[Exercise] Go through the lines below. Copy those with "name".

[Data section]
============
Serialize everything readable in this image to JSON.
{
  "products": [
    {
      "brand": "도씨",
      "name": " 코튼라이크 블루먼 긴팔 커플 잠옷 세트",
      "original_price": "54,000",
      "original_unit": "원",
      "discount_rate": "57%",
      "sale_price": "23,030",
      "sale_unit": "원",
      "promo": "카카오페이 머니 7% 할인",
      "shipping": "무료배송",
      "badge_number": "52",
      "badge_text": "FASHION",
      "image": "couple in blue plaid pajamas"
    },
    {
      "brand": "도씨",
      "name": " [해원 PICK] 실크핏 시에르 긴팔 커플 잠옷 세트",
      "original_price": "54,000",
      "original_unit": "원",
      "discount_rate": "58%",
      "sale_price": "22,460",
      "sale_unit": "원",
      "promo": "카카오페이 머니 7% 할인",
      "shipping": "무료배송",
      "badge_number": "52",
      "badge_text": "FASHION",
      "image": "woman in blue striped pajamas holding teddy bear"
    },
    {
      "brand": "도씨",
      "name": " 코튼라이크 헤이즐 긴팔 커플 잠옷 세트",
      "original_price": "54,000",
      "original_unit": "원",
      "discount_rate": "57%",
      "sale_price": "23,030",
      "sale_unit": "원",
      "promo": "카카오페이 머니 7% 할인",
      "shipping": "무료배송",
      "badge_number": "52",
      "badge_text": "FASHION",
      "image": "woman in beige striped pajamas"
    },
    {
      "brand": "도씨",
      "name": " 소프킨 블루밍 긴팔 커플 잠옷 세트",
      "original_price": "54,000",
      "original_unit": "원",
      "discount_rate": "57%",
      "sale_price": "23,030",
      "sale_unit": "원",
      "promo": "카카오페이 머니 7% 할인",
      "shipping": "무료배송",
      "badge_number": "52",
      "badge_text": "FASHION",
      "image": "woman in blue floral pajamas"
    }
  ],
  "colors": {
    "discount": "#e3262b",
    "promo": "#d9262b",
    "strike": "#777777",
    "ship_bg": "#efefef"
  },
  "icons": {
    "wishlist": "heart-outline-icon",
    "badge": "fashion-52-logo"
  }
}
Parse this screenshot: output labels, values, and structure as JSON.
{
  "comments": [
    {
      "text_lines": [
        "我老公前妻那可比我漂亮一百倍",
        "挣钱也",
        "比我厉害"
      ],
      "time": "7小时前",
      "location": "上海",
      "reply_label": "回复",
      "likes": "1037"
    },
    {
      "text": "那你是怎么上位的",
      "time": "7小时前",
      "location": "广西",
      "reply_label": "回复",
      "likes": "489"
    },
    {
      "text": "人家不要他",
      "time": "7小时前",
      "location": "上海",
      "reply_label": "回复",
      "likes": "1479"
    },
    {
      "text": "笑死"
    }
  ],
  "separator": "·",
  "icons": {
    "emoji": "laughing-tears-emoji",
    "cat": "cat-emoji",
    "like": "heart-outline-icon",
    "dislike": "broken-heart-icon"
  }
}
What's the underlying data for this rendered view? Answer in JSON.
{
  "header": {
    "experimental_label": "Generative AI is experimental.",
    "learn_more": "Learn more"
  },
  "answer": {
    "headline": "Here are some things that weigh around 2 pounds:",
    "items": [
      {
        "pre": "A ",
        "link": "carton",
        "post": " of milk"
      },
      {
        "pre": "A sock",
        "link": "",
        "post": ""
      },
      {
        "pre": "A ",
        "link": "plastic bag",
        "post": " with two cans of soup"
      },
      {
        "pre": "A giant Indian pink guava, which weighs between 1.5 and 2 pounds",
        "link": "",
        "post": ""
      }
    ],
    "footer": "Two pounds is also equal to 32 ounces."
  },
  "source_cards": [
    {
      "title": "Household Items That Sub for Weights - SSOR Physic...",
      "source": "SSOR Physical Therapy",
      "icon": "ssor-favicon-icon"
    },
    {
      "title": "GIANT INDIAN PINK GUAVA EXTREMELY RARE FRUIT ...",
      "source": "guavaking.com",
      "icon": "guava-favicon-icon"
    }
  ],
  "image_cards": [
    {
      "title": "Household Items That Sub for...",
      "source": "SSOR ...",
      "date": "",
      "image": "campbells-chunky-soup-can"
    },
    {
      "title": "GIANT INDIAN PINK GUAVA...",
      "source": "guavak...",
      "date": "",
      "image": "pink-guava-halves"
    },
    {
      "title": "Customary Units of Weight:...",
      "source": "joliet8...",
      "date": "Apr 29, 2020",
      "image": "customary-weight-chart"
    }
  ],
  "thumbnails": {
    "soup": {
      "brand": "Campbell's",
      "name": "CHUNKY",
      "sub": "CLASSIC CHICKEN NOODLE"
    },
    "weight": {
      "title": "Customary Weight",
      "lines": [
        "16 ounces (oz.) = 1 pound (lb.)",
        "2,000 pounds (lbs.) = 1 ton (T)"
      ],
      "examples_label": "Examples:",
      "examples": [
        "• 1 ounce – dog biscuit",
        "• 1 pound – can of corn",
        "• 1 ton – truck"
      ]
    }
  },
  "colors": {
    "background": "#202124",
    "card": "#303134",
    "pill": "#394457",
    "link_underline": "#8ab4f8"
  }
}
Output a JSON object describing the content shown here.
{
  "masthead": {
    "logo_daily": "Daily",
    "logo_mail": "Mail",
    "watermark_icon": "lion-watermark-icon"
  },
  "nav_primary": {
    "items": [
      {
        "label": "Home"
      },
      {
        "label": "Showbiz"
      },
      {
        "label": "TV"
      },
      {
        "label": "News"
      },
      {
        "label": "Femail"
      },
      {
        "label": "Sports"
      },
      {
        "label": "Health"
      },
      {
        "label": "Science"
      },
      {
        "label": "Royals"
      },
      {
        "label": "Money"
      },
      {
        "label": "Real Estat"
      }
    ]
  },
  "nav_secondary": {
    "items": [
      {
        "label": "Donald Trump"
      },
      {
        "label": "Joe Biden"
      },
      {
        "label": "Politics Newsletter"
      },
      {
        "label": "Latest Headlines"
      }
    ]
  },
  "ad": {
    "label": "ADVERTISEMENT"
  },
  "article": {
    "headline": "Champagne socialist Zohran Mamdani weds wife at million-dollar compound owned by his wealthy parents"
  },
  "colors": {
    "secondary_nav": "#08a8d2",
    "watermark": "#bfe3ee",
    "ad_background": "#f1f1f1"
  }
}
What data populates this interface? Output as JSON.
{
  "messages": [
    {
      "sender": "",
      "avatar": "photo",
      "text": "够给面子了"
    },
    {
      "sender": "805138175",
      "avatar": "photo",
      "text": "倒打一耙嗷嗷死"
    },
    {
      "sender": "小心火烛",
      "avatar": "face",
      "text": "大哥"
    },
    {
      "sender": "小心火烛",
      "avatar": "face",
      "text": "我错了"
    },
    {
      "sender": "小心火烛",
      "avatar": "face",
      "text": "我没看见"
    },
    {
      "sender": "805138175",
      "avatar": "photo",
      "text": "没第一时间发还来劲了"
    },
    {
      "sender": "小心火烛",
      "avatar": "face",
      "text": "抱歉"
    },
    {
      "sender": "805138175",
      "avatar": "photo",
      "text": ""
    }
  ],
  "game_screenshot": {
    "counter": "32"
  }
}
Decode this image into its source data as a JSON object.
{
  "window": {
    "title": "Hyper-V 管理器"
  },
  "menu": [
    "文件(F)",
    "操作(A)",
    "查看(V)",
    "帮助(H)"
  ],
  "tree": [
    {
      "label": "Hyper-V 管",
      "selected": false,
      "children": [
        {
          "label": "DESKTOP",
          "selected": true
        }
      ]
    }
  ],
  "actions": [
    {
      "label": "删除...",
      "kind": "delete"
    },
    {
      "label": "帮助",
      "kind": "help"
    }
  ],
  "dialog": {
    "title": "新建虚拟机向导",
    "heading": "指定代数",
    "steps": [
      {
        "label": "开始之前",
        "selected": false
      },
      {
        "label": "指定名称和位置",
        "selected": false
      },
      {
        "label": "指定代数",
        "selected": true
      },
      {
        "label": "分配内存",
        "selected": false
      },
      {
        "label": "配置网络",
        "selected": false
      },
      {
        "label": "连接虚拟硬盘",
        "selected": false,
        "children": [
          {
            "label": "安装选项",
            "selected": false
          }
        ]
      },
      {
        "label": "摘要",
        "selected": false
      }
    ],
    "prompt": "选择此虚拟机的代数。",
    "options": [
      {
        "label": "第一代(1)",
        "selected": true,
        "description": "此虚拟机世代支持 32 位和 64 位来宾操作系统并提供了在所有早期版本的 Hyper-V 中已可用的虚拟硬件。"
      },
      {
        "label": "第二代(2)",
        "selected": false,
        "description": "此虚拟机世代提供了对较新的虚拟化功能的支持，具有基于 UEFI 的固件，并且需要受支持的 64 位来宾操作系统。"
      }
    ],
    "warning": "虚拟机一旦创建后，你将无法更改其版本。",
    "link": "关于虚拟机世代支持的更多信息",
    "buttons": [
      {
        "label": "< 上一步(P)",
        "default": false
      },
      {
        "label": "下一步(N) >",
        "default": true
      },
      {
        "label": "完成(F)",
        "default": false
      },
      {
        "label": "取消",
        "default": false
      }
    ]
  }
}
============
[Expected answer]
      "name": " 코튼라이크 블루먼 긴팔 커플 잠옷 세트",
      "name": " [해원 PICK] 실크핏 시에르 긴팔 커플 잠옷 세트",
      "name": " 코튼라이크 헤이즐 긴팔 커플 잠옷 세트",
      "name": " 소프킨 블루밍 긴팔 커플 잠옷 세트",
      "name": "CHUNKY",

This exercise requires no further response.